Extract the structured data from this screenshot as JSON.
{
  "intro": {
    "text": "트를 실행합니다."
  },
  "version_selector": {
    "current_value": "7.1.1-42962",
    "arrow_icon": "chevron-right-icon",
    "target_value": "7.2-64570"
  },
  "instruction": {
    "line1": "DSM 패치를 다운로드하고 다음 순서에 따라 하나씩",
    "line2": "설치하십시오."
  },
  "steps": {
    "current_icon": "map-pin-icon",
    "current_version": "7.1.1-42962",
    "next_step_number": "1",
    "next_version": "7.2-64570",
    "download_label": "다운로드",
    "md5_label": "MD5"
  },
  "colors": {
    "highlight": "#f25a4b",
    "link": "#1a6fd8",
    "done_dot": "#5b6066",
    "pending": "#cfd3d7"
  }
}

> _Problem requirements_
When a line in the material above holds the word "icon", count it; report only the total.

> _Your response_
2